**About this task**. Spot each line in the data below containing "chevron" and copy it.

Supplied entries below:

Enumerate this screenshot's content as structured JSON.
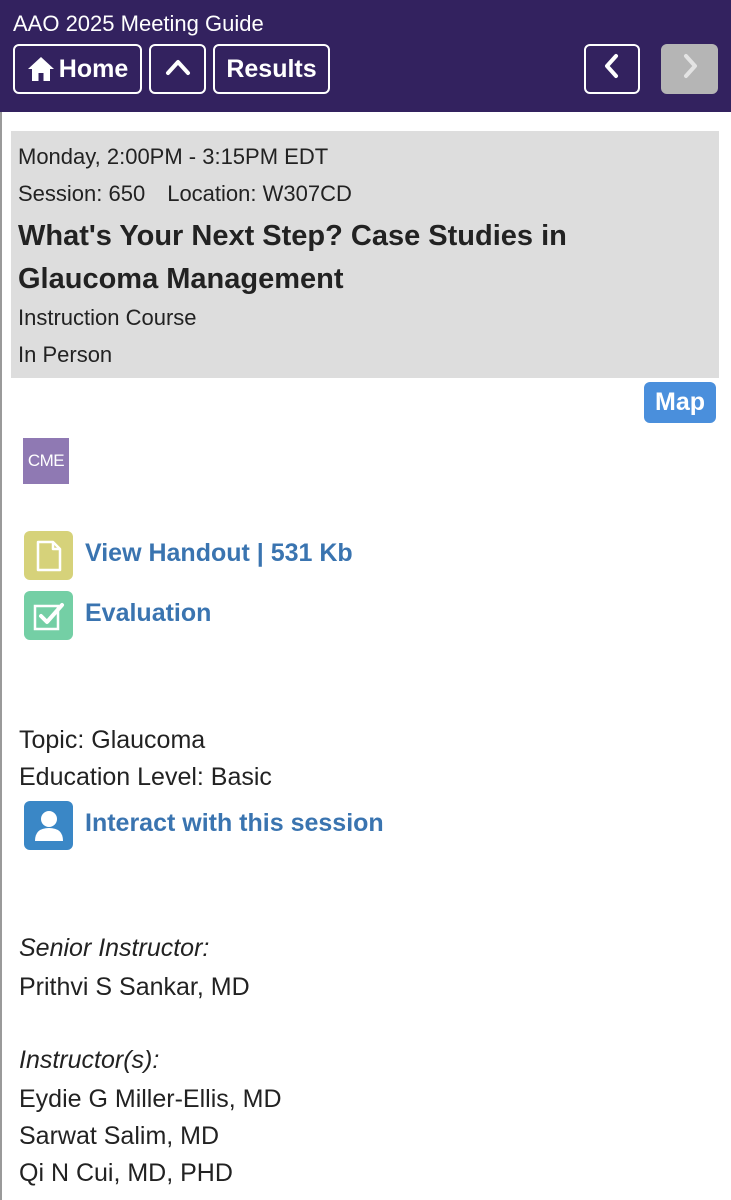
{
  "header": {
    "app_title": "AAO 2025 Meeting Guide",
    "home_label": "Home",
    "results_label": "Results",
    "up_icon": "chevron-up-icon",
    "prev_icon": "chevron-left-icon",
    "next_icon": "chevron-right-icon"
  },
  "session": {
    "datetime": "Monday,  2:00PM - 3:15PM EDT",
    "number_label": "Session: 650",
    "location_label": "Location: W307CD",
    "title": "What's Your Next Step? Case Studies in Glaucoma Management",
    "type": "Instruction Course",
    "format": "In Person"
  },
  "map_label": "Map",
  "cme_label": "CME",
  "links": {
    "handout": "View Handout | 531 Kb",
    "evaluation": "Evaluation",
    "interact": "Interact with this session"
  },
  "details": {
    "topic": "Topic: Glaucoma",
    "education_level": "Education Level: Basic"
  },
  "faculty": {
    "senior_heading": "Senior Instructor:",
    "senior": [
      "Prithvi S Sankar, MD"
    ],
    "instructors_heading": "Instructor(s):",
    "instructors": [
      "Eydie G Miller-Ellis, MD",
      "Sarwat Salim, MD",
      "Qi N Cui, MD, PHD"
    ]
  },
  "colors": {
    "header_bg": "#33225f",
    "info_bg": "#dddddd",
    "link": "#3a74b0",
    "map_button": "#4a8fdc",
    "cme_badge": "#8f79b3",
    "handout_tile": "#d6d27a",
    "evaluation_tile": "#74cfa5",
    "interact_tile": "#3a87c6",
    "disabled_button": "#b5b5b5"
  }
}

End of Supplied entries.
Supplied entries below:

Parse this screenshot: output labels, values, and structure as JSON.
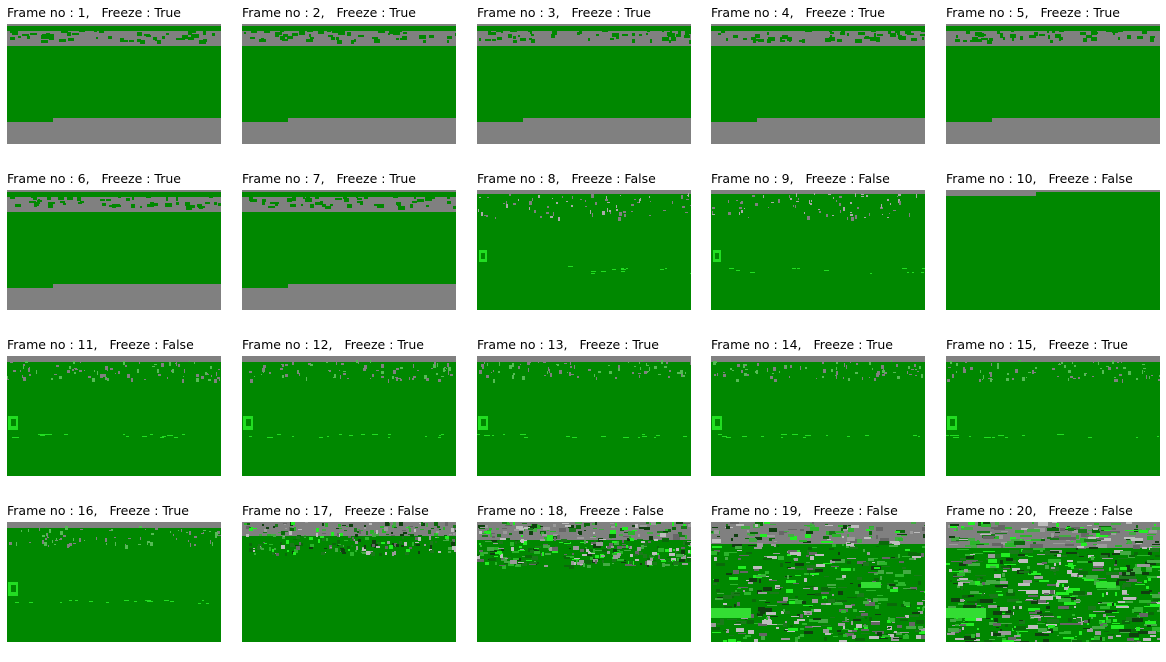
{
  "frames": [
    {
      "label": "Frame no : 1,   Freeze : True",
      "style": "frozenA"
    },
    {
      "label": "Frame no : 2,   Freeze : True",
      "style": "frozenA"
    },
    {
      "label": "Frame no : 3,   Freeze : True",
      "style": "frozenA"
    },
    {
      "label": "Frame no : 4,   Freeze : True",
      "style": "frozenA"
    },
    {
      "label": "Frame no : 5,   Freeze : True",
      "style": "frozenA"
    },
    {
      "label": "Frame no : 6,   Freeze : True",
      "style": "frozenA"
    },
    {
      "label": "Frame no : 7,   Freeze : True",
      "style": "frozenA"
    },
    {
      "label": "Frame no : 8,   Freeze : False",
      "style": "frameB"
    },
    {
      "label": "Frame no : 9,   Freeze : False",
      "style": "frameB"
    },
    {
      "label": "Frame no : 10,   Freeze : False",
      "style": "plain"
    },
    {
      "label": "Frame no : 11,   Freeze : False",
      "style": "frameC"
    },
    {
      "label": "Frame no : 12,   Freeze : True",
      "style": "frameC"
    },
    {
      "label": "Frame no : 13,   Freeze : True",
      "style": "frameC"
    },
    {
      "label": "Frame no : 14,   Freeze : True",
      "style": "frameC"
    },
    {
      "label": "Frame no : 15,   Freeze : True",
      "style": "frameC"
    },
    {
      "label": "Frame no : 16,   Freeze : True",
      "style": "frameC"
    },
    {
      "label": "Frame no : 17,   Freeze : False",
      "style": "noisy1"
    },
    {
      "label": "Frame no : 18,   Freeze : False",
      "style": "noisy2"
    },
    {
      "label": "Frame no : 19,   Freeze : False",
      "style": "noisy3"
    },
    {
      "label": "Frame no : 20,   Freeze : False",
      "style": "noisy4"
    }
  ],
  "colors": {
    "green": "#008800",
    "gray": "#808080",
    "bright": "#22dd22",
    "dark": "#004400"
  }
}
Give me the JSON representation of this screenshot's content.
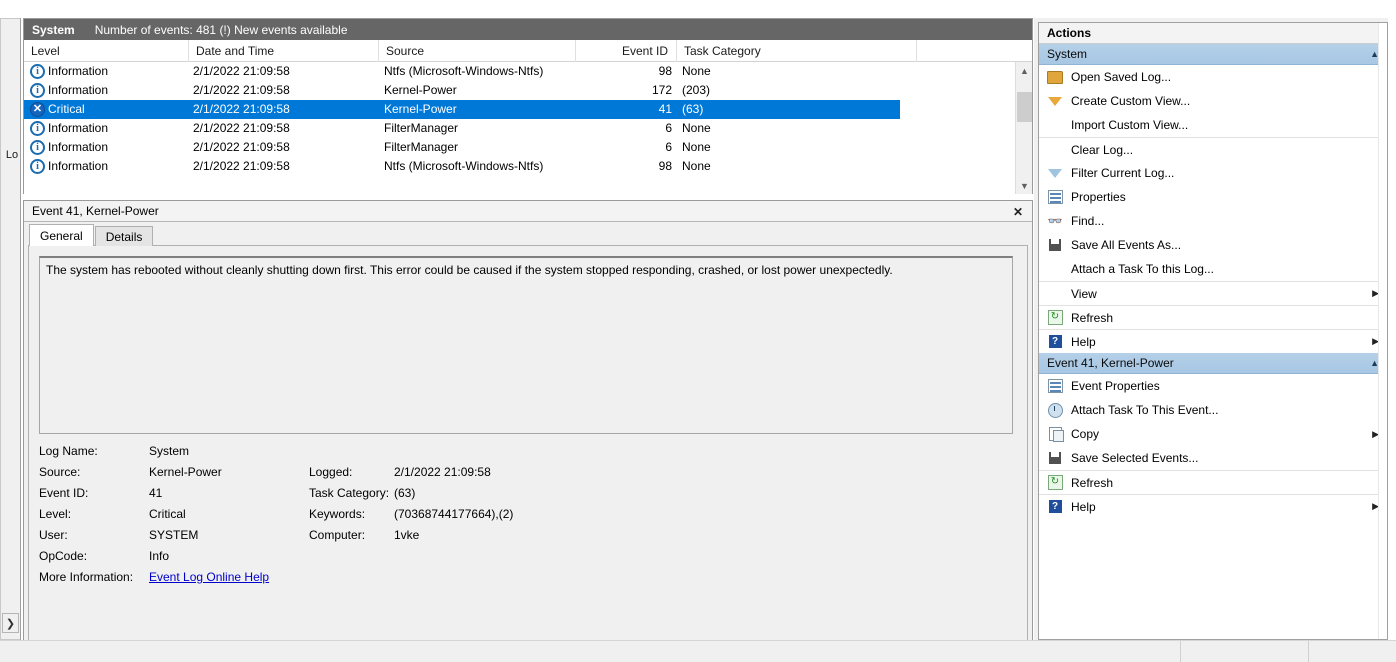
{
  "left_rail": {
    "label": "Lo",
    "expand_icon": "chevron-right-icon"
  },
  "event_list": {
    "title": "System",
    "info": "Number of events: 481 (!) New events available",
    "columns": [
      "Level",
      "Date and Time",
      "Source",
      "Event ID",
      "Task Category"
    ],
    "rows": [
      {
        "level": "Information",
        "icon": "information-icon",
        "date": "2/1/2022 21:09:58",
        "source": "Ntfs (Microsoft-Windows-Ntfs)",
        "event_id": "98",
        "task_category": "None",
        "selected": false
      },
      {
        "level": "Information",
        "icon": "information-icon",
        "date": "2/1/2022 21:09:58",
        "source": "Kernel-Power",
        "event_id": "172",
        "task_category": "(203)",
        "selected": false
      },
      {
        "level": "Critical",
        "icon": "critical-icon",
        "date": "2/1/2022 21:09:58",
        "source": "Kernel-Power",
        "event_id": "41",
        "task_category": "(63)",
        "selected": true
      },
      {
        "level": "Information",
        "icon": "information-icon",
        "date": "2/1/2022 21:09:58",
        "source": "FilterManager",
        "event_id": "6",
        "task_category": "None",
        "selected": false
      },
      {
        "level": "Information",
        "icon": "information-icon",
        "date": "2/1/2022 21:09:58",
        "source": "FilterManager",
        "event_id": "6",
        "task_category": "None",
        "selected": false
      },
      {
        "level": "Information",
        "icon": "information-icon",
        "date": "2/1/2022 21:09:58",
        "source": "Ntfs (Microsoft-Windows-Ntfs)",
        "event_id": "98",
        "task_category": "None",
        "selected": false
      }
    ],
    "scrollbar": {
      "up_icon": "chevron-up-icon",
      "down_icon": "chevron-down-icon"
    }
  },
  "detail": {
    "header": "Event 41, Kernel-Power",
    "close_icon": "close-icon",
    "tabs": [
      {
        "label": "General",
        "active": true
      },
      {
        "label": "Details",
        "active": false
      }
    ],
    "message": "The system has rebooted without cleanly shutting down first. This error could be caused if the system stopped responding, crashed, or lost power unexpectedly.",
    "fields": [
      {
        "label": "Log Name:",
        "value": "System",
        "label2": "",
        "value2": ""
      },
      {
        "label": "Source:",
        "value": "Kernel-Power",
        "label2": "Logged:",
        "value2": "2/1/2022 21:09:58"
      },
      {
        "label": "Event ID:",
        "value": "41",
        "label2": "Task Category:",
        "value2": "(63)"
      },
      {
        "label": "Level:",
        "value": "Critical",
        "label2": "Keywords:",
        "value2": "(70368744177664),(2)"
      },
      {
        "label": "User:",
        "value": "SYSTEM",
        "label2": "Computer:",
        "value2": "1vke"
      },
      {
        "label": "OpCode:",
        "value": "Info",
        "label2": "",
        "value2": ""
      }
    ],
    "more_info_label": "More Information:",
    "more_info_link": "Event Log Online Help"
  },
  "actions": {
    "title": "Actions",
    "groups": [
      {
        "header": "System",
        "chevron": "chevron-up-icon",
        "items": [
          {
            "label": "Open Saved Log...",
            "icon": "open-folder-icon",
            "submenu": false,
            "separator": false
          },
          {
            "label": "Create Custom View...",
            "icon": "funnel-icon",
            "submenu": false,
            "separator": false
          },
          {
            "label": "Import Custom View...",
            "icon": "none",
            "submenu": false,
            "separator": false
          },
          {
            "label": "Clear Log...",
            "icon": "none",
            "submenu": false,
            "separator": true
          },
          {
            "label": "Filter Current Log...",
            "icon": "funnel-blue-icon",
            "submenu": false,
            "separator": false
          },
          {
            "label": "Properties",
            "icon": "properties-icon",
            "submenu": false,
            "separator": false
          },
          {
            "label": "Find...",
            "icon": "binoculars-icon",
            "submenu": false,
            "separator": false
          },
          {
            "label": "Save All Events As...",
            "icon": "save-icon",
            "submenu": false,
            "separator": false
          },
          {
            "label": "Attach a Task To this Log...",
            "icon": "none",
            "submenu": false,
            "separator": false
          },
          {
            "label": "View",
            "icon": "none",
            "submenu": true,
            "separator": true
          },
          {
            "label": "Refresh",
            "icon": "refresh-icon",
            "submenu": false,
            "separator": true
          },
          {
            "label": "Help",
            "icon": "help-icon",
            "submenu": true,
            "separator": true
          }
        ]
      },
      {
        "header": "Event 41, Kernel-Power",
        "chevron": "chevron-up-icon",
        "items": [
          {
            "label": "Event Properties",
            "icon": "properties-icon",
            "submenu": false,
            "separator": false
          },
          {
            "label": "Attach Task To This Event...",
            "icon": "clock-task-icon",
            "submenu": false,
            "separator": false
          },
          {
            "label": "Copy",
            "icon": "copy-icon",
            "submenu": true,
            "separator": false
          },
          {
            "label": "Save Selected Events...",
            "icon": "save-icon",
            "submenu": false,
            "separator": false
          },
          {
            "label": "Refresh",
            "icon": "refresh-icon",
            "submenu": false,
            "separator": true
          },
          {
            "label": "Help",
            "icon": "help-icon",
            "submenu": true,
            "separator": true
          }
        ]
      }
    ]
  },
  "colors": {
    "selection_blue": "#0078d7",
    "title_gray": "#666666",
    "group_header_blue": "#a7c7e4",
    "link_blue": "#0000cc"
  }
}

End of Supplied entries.

**Finished exercise**.
    "up_icon": "chevron-up-icon",
    "prev_icon": "chevron-left-icon",
    "next_icon": "chevron-right-icon"
    "expand_icon": "chevron-right-icon"
      "up_icon": "chevron-up-icon",
      "down_icon": "chevron-down-icon"
        "chevron": "chevron-up-icon",
        "chevron": "chevron-up-icon",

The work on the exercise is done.